To do >> What you return should match the data word for word, minus the images.

(Element data from apps and pages)
____

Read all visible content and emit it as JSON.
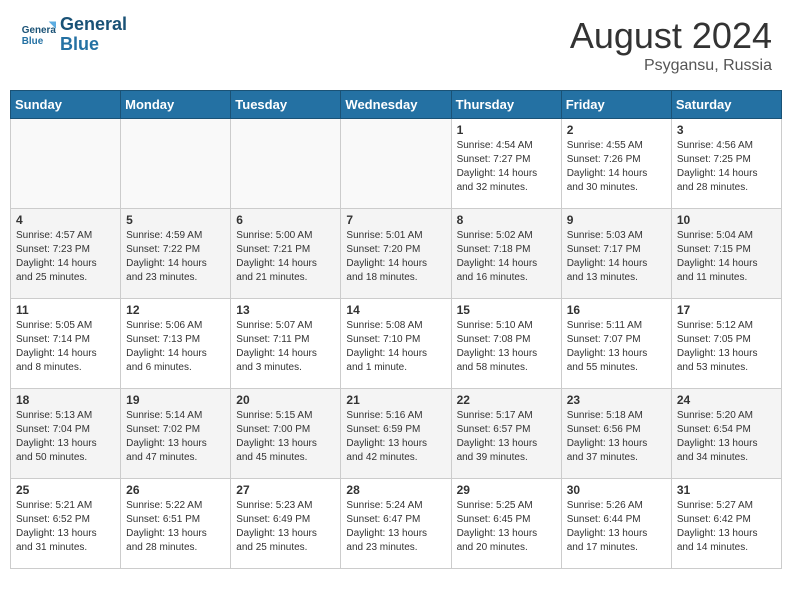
{
  "header": {
    "logo_line1": "General",
    "logo_line2": "Blue",
    "month": "August 2024",
    "location": "Psygansu, Russia"
  },
  "weekdays": [
    "Sunday",
    "Monday",
    "Tuesday",
    "Wednesday",
    "Thursday",
    "Friday",
    "Saturday"
  ],
  "weeks": [
    [
      {
        "day": "",
        "sunrise": "",
        "sunset": "",
        "daylight": ""
      },
      {
        "day": "",
        "sunrise": "",
        "sunset": "",
        "daylight": ""
      },
      {
        "day": "",
        "sunrise": "",
        "sunset": "",
        "daylight": ""
      },
      {
        "day": "",
        "sunrise": "",
        "sunset": "",
        "daylight": ""
      },
      {
        "day": "1",
        "sunrise": "Sunrise: 4:54 AM",
        "sunset": "Sunset: 7:27 PM",
        "daylight": "Daylight: 14 hours and 32 minutes."
      },
      {
        "day": "2",
        "sunrise": "Sunrise: 4:55 AM",
        "sunset": "Sunset: 7:26 PM",
        "daylight": "Daylight: 14 hours and 30 minutes."
      },
      {
        "day": "3",
        "sunrise": "Sunrise: 4:56 AM",
        "sunset": "Sunset: 7:25 PM",
        "daylight": "Daylight: 14 hours and 28 minutes."
      }
    ],
    [
      {
        "day": "4",
        "sunrise": "Sunrise: 4:57 AM",
        "sunset": "Sunset: 7:23 PM",
        "daylight": "Daylight: 14 hours and 25 minutes."
      },
      {
        "day": "5",
        "sunrise": "Sunrise: 4:59 AM",
        "sunset": "Sunset: 7:22 PM",
        "daylight": "Daylight: 14 hours and 23 minutes."
      },
      {
        "day": "6",
        "sunrise": "Sunrise: 5:00 AM",
        "sunset": "Sunset: 7:21 PM",
        "daylight": "Daylight: 14 hours and 21 minutes."
      },
      {
        "day": "7",
        "sunrise": "Sunrise: 5:01 AM",
        "sunset": "Sunset: 7:20 PM",
        "daylight": "Daylight: 14 hours and 18 minutes."
      },
      {
        "day": "8",
        "sunrise": "Sunrise: 5:02 AM",
        "sunset": "Sunset: 7:18 PM",
        "daylight": "Daylight: 14 hours and 16 minutes."
      },
      {
        "day": "9",
        "sunrise": "Sunrise: 5:03 AM",
        "sunset": "Sunset: 7:17 PM",
        "daylight": "Daylight: 14 hours and 13 minutes."
      },
      {
        "day": "10",
        "sunrise": "Sunrise: 5:04 AM",
        "sunset": "Sunset: 7:15 PM",
        "daylight": "Daylight: 14 hours and 11 minutes."
      }
    ],
    [
      {
        "day": "11",
        "sunrise": "Sunrise: 5:05 AM",
        "sunset": "Sunset: 7:14 PM",
        "daylight": "Daylight: 14 hours and 8 minutes."
      },
      {
        "day": "12",
        "sunrise": "Sunrise: 5:06 AM",
        "sunset": "Sunset: 7:13 PM",
        "daylight": "Daylight: 14 hours and 6 minutes."
      },
      {
        "day": "13",
        "sunrise": "Sunrise: 5:07 AM",
        "sunset": "Sunset: 7:11 PM",
        "daylight": "Daylight: 14 hours and 3 minutes."
      },
      {
        "day": "14",
        "sunrise": "Sunrise: 5:08 AM",
        "sunset": "Sunset: 7:10 PM",
        "daylight": "Daylight: 14 hours and 1 minute."
      },
      {
        "day": "15",
        "sunrise": "Sunrise: 5:10 AM",
        "sunset": "Sunset: 7:08 PM",
        "daylight": "Daylight: 13 hours and 58 minutes."
      },
      {
        "day": "16",
        "sunrise": "Sunrise: 5:11 AM",
        "sunset": "Sunset: 7:07 PM",
        "daylight": "Daylight: 13 hours and 55 minutes."
      },
      {
        "day": "17",
        "sunrise": "Sunrise: 5:12 AM",
        "sunset": "Sunset: 7:05 PM",
        "daylight": "Daylight: 13 hours and 53 minutes."
      }
    ],
    [
      {
        "day": "18",
        "sunrise": "Sunrise: 5:13 AM",
        "sunset": "Sunset: 7:04 PM",
        "daylight": "Daylight: 13 hours and 50 minutes."
      },
      {
        "day": "19",
        "sunrise": "Sunrise: 5:14 AM",
        "sunset": "Sunset: 7:02 PM",
        "daylight": "Daylight: 13 hours and 47 minutes."
      },
      {
        "day": "20",
        "sunrise": "Sunrise: 5:15 AM",
        "sunset": "Sunset: 7:00 PM",
        "daylight": "Daylight: 13 hours and 45 minutes."
      },
      {
        "day": "21",
        "sunrise": "Sunrise: 5:16 AM",
        "sunset": "Sunset: 6:59 PM",
        "daylight": "Daylight: 13 hours and 42 minutes."
      },
      {
        "day": "22",
        "sunrise": "Sunrise: 5:17 AM",
        "sunset": "Sunset: 6:57 PM",
        "daylight": "Daylight: 13 hours and 39 minutes."
      },
      {
        "day": "23",
        "sunrise": "Sunrise: 5:18 AM",
        "sunset": "Sunset: 6:56 PM",
        "daylight": "Daylight: 13 hours and 37 minutes."
      },
      {
        "day": "24",
        "sunrise": "Sunrise: 5:20 AM",
        "sunset": "Sunset: 6:54 PM",
        "daylight": "Daylight: 13 hours and 34 minutes."
      }
    ],
    [
      {
        "day": "25",
        "sunrise": "Sunrise: 5:21 AM",
        "sunset": "Sunset: 6:52 PM",
        "daylight": "Daylight: 13 hours and 31 minutes."
      },
      {
        "day": "26",
        "sunrise": "Sunrise: 5:22 AM",
        "sunset": "Sunset: 6:51 PM",
        "daylight": "Daylight: 13 hours and 28 minutes."
      },
      {
        "day": "27",
        "sunrise": "Sunrise: 5:23 AM",
        "sunset": "Sunset: 6:49 PM",
        "daylight": "Daylight: 13 hours and 25 minutes."
      },
      {
        "day": "28",
        "sunrise": "Sunrise: 5:24 AM",
        "sunset": "Sunset: 6:47 PM",
        "daylight": "Daylight: 13 hours and 23 minutes."
      },
      {
        "day": "29",
        "sunrise": "Sunrise: 5:25 AM",
        "sunset": "Sunset: 6:45 PM",
        "daylight": "Daylight: 13 hours and 20 minutes."
      },
      {
        "day": "30",
        "sunrise": "Sunrise: 5:26 AM",
        "sunset": "Sunset: 6:44 PM",
        "daylight": "Daylight: 13 hours and 17 minutes."
      },
      {
        "day": "31",
        "sunrise": "Sunrise: 5:27 AM",
        "sunset": "Sunset: 6:42 PM",
        "daylight": "Daylight: 13 hours and 14 minutes."
      }
    ]
  ]
}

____

Solution for this problem >>
Read all visible content and emit it as JSON.
{
  "header": {
    "logo_line1": "General",
    "logo_line2": "Blue",
    "month": "August 2024",
    "location": "Psygansu, Russia"
  },
  "weekdays": [
    "Sunday",
    "Monday",
    "Tuesday",
    "Wednesday",
    "Thursday",
    "Friday",
    "Saturday"
  ],
  "weeks": [
    [
      {
        "day": "",
        "sunrise": "",
        "sunset": "",
        "daylight": ""
      },
      {
        "day": "",
        "sunrise": "",
        "sunset": "",
        "daylight": ""
      },
      {
        "day": "",
        "sunrise": "",
        "sunset": "",
        "daylight": ""
      },
      {
        "day": "",
        "sunrise": "",
        "sunset": "",
        "daylight": ""
      },
      {
        "day": "1",
        "sunrise": "Sunrise: 4:54 AM",
        "sunset": "Sunset: 7:27 PM",
        "daylight": "Daylight: 14 hours and 32 minutes."
      },
      {
        "day": "2",
        "sunrise": "Sunrise: 4:55 AM",
        "sunset": "Sunset: 7:26 PM",
        "daylight": "Daylight: 14 hours and 30 minutes."
      },
      {
        "day": "3",
        "sunrise": "Sunrise: 4:56 AM",
        "sunset": "Sunset: 7:25 PM",
        "daylight": "Daylight: 14 hours and 28 minutes."
      }
    ],
    [
      {
        "day": "4",
        "sunrise": "Sunrise: 4:57 AM",
        "sunset": "Sunset: 7:23 PM",
        "daylight": "Daylight: 14 hours and 25 minutes."
      },
      {
        "day": "5",
        "sunrise": "Sunrise: 4:59 AM",
        "sunset": "Sunset: 7:22 PM",
        "daylight": "Daylight: 14 hours and 23 minutes."
      },
      {
        "day": "6",
        "sunrise": "Sunrise: 5:00 AM",
        "sunset": "Sunset: 7:21 PM",
        "daylight": "Daylight: 14 hours and 21 minutes."
      },
      {
        "day": "7",
        "sunrise": "Sunrise: 5:01 AM",
        "sunset": "Sunset: 7:20 PM",
        "daylight": "Daylight: 14 hours and 18 minutes."
      },
      {
        "day": "8",
        "sunrise": "Sunrise: 5:02 AM",
        "sunset": "Sunset: 7:18 PM",
        "daylight": "Daylight: 14 hours and 16 minutes."
      },
      {
        "day": "9",
        "sunrise": "Sunrise: 5:03 AM",
        "sunset": "Sunset: 7:17 PM",
        "daylight": "Daylight: 14 hours and 13 minutes."
      },
      {
        "day": "10",
        "sunrise": "Sunrise: 5:04 AM",
        "sunset": "Sunset: 7:15 PM",
        "daylight": "Daylight: 14 hours and 11 minutes."
      }
    ],
    [
      {
        "day": "11",
        "sunrise": "Sunrise: 5:05 AM",
        "sunset": "Sunset: 7:14 PM",
        "daylight": "Daylight: 14 hours and 8 minutes."
      },
      {
        "day": "12",
        "sunrise": "Sunrise: 5:06 AM",
        "sunset": "Sunset: 7:13 PM",
        "daylight": "Daylight: 14 hours and 6 minutes."
      },
      {
        "day": "13",
        "sunrise": "Sunrise: 5:07 AM",
        "sunset": "Sunset: 7:11 PM",
        "daylight": "Daylight: 14 hours and 3 minutes."
      },
      {
        "day": "14",
        "sunrise": "Sunrise: 5:08 AM",
        "sunset": "Sunset: 7:10 PM",
        "daylight": "Daylight: 14 hours and 1 minute."
      },
      {
        "day": "15",
        "sunrise": "Sunrise: 5:10 AM",
        "sunset": "Sunset: 7:08 PM",
        "daylight": "Daylight: 13 hours and 58 minutes."
      },
      {
        "day": "16",
        "sunrise": "Sunrise: 5:11 AM",
        "sunset": "Sunset: 7:07 PM",
        "daylight": "Daylight: 13 hours and 55 minutes."
      },
      {
        "day": "17",
        "sunrise": "Sunrise: 5:12 AM",
        "sunset": "Sunset: 7:05 PM",
        "daylight": "Daylight: 13 hours and 53 minutes."
      }
    ],
    [
      {
        "day": "18",
        "sunrise": "Sunrise: 5:13 AM",
        "sunset": "Sunset: 7:04 PM",
        "daylight": "Daylight: 13 hours and 50 minutes."
      },
      {
        "day": "19",
        "sunrise": "Sunrise: 5:14 AM",
        "sunset": "Sunset: 7:02 PM",
        "daylight": "Daylight: 13 hours and 47 minutes."
      },
      {
        "day": "20",
        "sunrise": "Sunrise: 5:15 AM",
        "sunset": "Sunset: 7:00 PM",
        "daylight": "Daylight: 13 hours and 45 minutes."
      },
      {
        "day": "21",
        "sunrise": "Sunrise: 5:16 AM",
        "sunset": "Sunset: 6:59 PM",
        "daylight": "Daylight: 13 hours and 42 minutes."
      },
      {
        "day": "22",
        "sunrise": "Sunrise: 5:17 AM",
        "sunset": "Sunset: 6:57 PM",
        "daylight": "Daylight: 13 hours and 39 minutes."
      },
      {
        "day": "23",
        "sunrise": "Sunrise: 5:18 AM",
        "sunset": "Sunset: 6:56 PM",
        "daylight": "Daylight: 13 hours and 37 minutes."
      },
      {
        "day": "24",
        "sunrise": "Sunrise: 5:20 AM",
        "sunset": "Sunset: 6:54 PM",
        "daylight": "Daylight: 13 hours and 34 minutes."
      }
    ],
    [
      {
        "day": "25",
        "sunrise": "Sunrise: 5:21 AM",
        "sunset": "Sunset: 6:52 PM",
        "daylight": "Daylight: 13 hours and 31 minutes."
      },
      {
        "day": "26",
        "sunrise": "Sunrise: 5:22 AM",
        "sunset": "Sunset: 6:51 PM",
        "daylight": "Daylight: 13 hours and 28 minutes."
      },
      {
        "day": "27",
        "sunrise": "Sunrise: 5:23 AM",
        "sunset": "Sunset: 6:49 PM",
        "daylight": "Daylight: 13 hours and 25 minutes."
      },
      {
        "day": "28",
        "sunrise": "Sunrise: 5:24 AM",
        "sunset": "Sunset: 6:47 PM",
        "daylight": "Daylight: 13 hours and 23 minutes."
      },
      {
        "day": "29",
        "sunrise": "Sunrise: 5:25 AM",
        "sunset": "Sunset: 6:45 PM",
        "daylight": "Daylight: 13 hours and 20 minutes."
      },
      {
        "day": "30",
        "sunrise": "Sunrise: 5:26 AM",
        "sunset": "Sunset: 6:44 PM",
        "daylight": "Daylight: 13 hours and 17 minutes."
      },
      {
        "day": "31",
        "sunrise": "Sunrise: 5:27 AM",
        "sunset": "Sunset: 6:42 PM",
        "daylight": "Daylight: 13 hours and 14 minutes."
      }
    ]
  ]
}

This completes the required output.